(Dataset items)
┌──
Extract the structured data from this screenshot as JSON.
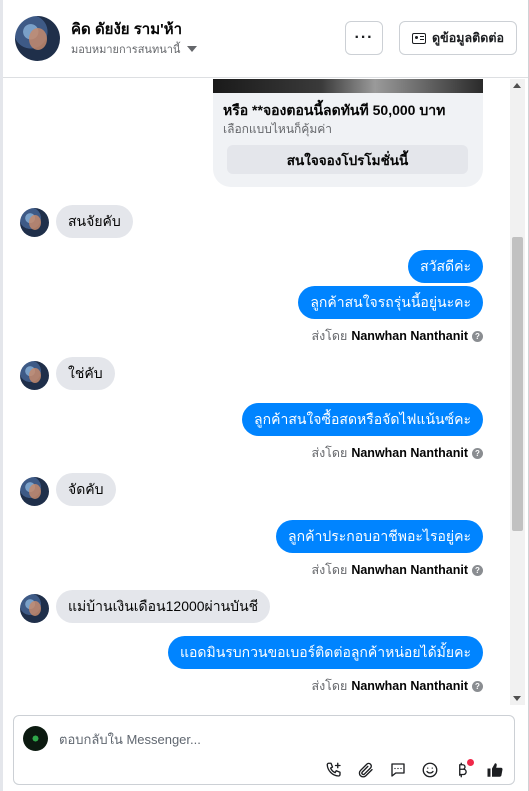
{
  "header": {
    "name": "คิด ดัยงัย ราม'ห้า",
    "subtitle": "มอบหมายการสนทนานี้",
    "more_label": "···",
    "contact_label": "ดูข้อมูลติดต่อ"
  },
  "promo": {
    "title": "หรือ **จองตอนนี้ลดทันที 50,000 บาท",
    "subtitle": "เลือกแบบไหนก็คุ้มค่า",
    "button": "สนใจจองโปรโมชั่นนี้"
  },
  "messages": {
    "m1": "สนจัยคับ",
    "m2": "สวัสดีค่ะ",
    "m3": "ลูกค้าสนใจรถรุ่นนี้อยู่นะคะ",
    "m4": "ใช่คับ",
    "m5": "ลูกค้าสนใจซื้อสดหรือจัดไฟแน้นซ์คะ",
    "m6": "จัดคับ",
    "m7": "ลูกค้าประกอบอาชีพอะไรอยู่คะ",
    "m8": "แม่บ้านเงินเดือน12000ผ่านบันชี",
    "m9": "แอดมินรบกวนขอเบอร์ติดต่อลูกค้าหน่อยได้มั้ยคะ"
  },
  "sent_by": {
    "prefix": "ส่งโดย",
    "agent": "Nanwhan Nanthanit",
    "help": "?"
  },
  "composer": {
    "placeholder": "ตอบกลับใน Messenger..."
  },
  "colors": {
    "outgoing_bubble": "#0084ff",
    "incoming_bubble": "#e4e6eb",
    "like_icon": "#1c1e21",
    "notification_dot": "#f02849"
  }
}
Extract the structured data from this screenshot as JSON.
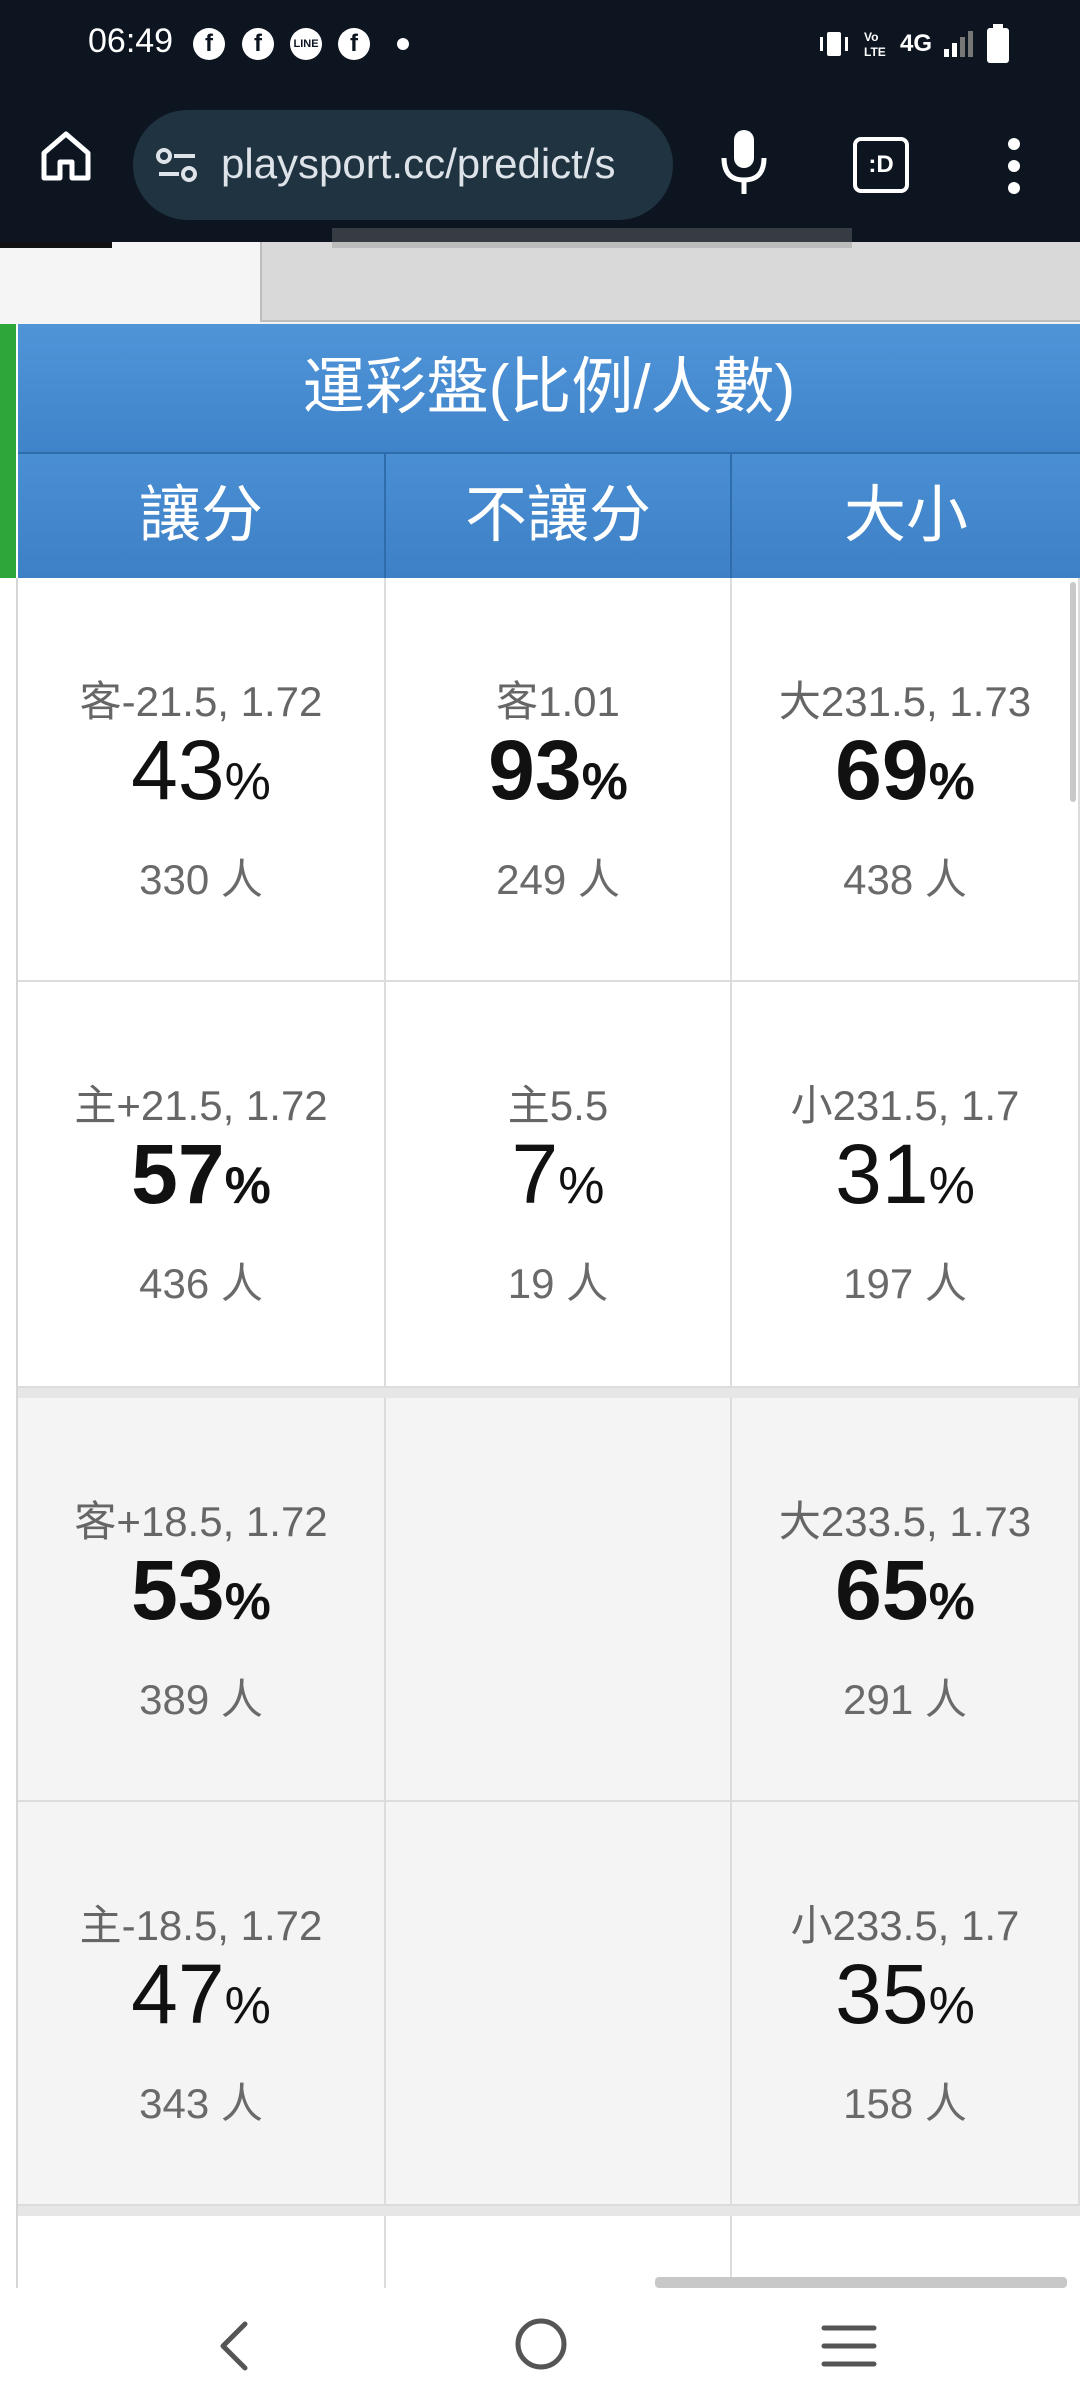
{
  "status_bar": {
    "time": "06:49",
    "notification_icons": [
      "facebook-icon",
      "facebook-icon",
      "line-icon",
      "facebook-icon"
    ],
    "network": "4G",
    "battery": "full"
  },
  "browser": {
    "url": "playsport.cc/predict/s"
  },
  "table": {
    "header_title": "運彩盤(比例/人數)",
    "columns": [
      "讓分",
      "不讓分",
      "大小"
    ],
    "rows": [
      {
        "cells": [
          {
            "odds": "客-21.5, 1.72",
            "pct": "43",
            "unit": "%",
            "count": "330 人",
            "bold": false
          },
          {
            "odds": "客1.01",
            "pct": "93",
            "unit": "%",
            "count": "249 人",
            "bold": true
          },
          {
            "odds": "大231.5, 1.73",
            "pct": "69",
            "unit": "%",
            "count": "438 人",
            "bold": true
          }
        ]
      },
      {
        "cells": [
          {
            "odds": "主+21.5, 1.72",
            "pct": "57",
            "unit": "%",
            "count": "436 人",
            "bold": true
          },
          {
            "odds": "主5.5",
            "pct": "7",
            "unit": "%",
            "count": "19 人",
            "bold": false
          },
          {
            "odds": "小231.5, 1.7",
            "pct": "31",
            "unit": "%",
            "count": "197 人",
            "bold": false
          }
        ]
      },
      {
        "cells": [
          {
            "odds": "客+18.5, 1.72",
            "pct": "53",
            "unit": "%",
            "count": "389 人",
            "bold": true
          },
          {
            "odds": "",
            "pct": "",
            "unit": "",
            "count": "",
            "bold": false
          },
          {
            "odds": "大233.5, 1.73",
            "pct": "65",
            "unit": "%",
            "count": "291 人",
            "bold": true
          }
        ]
      },
      {
        "cells": [
          {
            "odds": "主-18.5, 1.72",
            "pct": "47",
            "unit": "%",
            "count": "343 人",
            "bold": false
          },
          {
            "odds": "",
            "pct": "",
            "unit": "",
            "count": "",
            "bold": false
          },
          {
            "odds": "小233.5, 1.7",
            "pct": "35",
            "unit": "%",
            "count": "158 人",
            "bold": false
          }
        ]
      }
    ]
  },
  "colors": {
    "header_blue": "#4a8ed3",
    "status_bar_bg": "#0d1521",
    "url_pill_bg": "#1f3340"
  }
}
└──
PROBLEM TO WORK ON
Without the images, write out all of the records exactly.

WRITTEN SOLUTION
Extract the structured data from this screenshot as JSON.
{
  "header": {
    "name": "คิด ดัยงัย ราม'ห้า",
    "subtitle": "มอบหมายการสนทนานี้",
    "more_label": "···",
    "contact_label": "ดูข้อมูลติดต่อ"
  },
  "promo": {
    "title": "หรือ **จองตอนนี้ลดทันที 50,000 บาท",
    "subtitle": "เลือกแบบไหนก็คุ้มค่า",
    "button": "สนใจจองโปรโมชั่นนี้"
  },
  "messages": {
    "m1": "สนจัยคับ",
    "m2": "สวัสดีค่ะ",
    "m3": "ลูกค้าสนใจรถรุ่นนี้อยู่นะคะ",
    "m4": "ใช่คับ",
    "m5": "ลูกค้าสนใจซื้อสดหรือจัดไฟแน้นซ์คะ",
    "m6": "จัดคับ",
    "m7": "ลูกค้าประกอบอาชีพอะไรอยู่คะ",
    "m8": "แม่บ้านเงินเดือน12000ผ่านบันชี",
    "m9": "แอดมินรบกวนขอเบอร์ติดต่อลูกค้าหน่อยได้มั้ยคะ"
  },
  "sent_by": {
    "prefix": "ส่งโดย",
    "agent": "Nanwhan Nanthanit",
    "help": "?"
  },
  "composer": {
    "placeholder": "ตอบกลับใน Messenger..."
  },
  "colors": {
    "outgoing_bubble": "#0084ff",
    "incoming_bubble": "#e4e6eb",
    "like_icon": "#1c1e21",
    "notification_dot": "#f02849"
  }
}
Extract the structured data from this screenshot as JSON.
{
  "status_bar": {
    "time": "06:49",
    "notification_icons": [
      "facebook-icon",
      "facebook-icon",
      "line-icon",
      "facebook-icon"
    ],
    "network": "4G",
    "battery": "full"
  },
  "browser": {
    "url": "playsport.cc/predict/s"
  },
  "table": {
    "header_title": "運彩盤(比例/人數)",
    "columns": [
      "讓分",
      "不讓分",
      "大小"
    ],
    "rows": [
      {
        "cells": [
          {
            "odds": "客-21.5, 1.72",
            "pct": "43",
            "unit": "%",
            "count": "330 人",
            "bold": false
          },
          {
            "odds": "客1.01",
            "pct": "93",
            "unit": "%",
            "count": "249 人",
            "bold": true
          },
          {
            "odds": "大231.5, 1.73",
            "pct": "69",
            "unit": "%",
            "count": "438 人",
            "bold": true
          }
        ]
      },
      {
        "cells": [
          {
            "odds": "主+21.5, 1.72",
            "pct": "57",
            "unit": "%",
            "count": "436 人",
            "bold": true
          },
          {
            "odds": "主5.5",
            "pct": "7",
            "unit": "%",
            "count": "19 人",
            "bold": false
          },
          {
            "odds": "小231.5, 1.7",
            "pct": "31",
            "unit": "%",
            "count": "197 人",
            "bold": false
          }
        ]
      },
      {
        "cells": [
          {
            "odds": "客+18.5, 1.72",
            "pct": "53",
            "unit": "%",
            "count": "389 人",
            "bold": true
          },
          {
            "odds": "",
            "pct": "",
            "unit": "",
            "count": "",
            "bold": false
          },
          {
            "odds": "大233.5, 1.73",
            "pct": "65",
            "unit": "%",
            "count": "291 人",
            "bold": true
          }
        ]
      },
      {
        "cells": [
          {
            "odds": "主-18.5, 1.72",
            "pct": "47",
            "unit": "%",
            "count": "343 人",
            "bold": false
          },
          {
            "odds": "",
            "pct": "",
            "unit": "",
            "count": "",
            "bold": false
          },
          {
            "odds": "小233.5, 1.7",
            "pct": "35",
            "unit": "%",
            "count": "158 人",
            "bold": false
          }
        ]
      }
    ]
  },
  "colors": {
    "header_blue": "#4a8ed3",
    "status_bar_bg": "#0d1521",
    "url_pill_bg": "#1f3340"
  }
}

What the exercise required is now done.